• [What the exercise asks]:
Your task is to filter the entries and copy every line containing the string "true".

[App and web page records]

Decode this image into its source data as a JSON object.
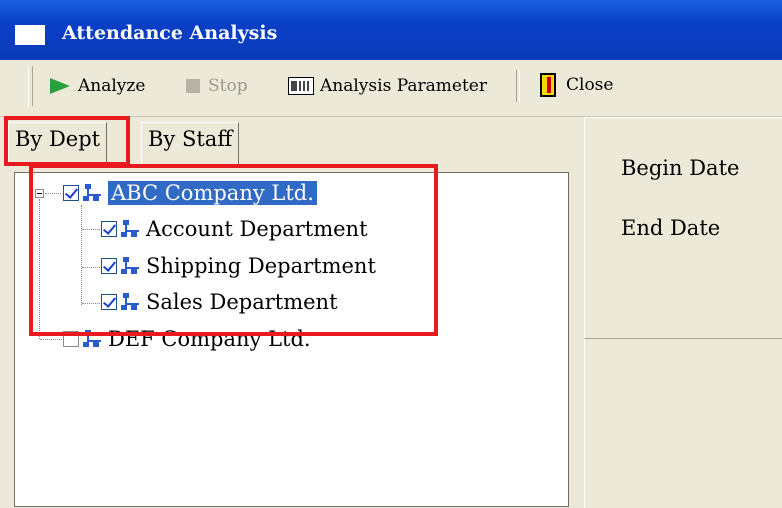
{
  "window": {
    "title": "Attendance Analysis",
    "icon": "window-icon"
  },
  "toolbar": {
    "analyze_label": "Analyze",
    "stop_label": "Stop",
    "analysis_parameter_label": "Analysis Parameter",
    "close_label": "Close"
  },
  "tabs": [
    {
      "label": "By Dept",
      "active": true
    },
    {
      "label": "By Staff",
      "active": false
    }
  ],
  "tree": {
    "root": {
      "label": "ABC Company Ltd.",
      "checked": true,
      "selected": true,
      "expanded": true
    },
    "children": [
      {
        "label": "Account Department",
        "checked": true
      },
      {
        "label": "Shipping Department",
        "checked": true
      },
      {
        "label": "Sales Department",
        "checked": true
      }
    ],
    "root2": {
      "label": "DEF Company Ltd.",
      "checked": false
    }
  },
  "params": {
    "begin_date_label": "Begin Date",
    "end_date_label": "End Date"
  },
  "colors": {
    "highlight": "#e8191f",
    "selection": "#316ac5",
    "titlebar": "#0a3fc6"
  }
}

• [Result for this exercise]:
      "active": true
      "checked": true,
      "selected": true,
      "expanded": true
        "checked": true
        "checked": true
        "checked": true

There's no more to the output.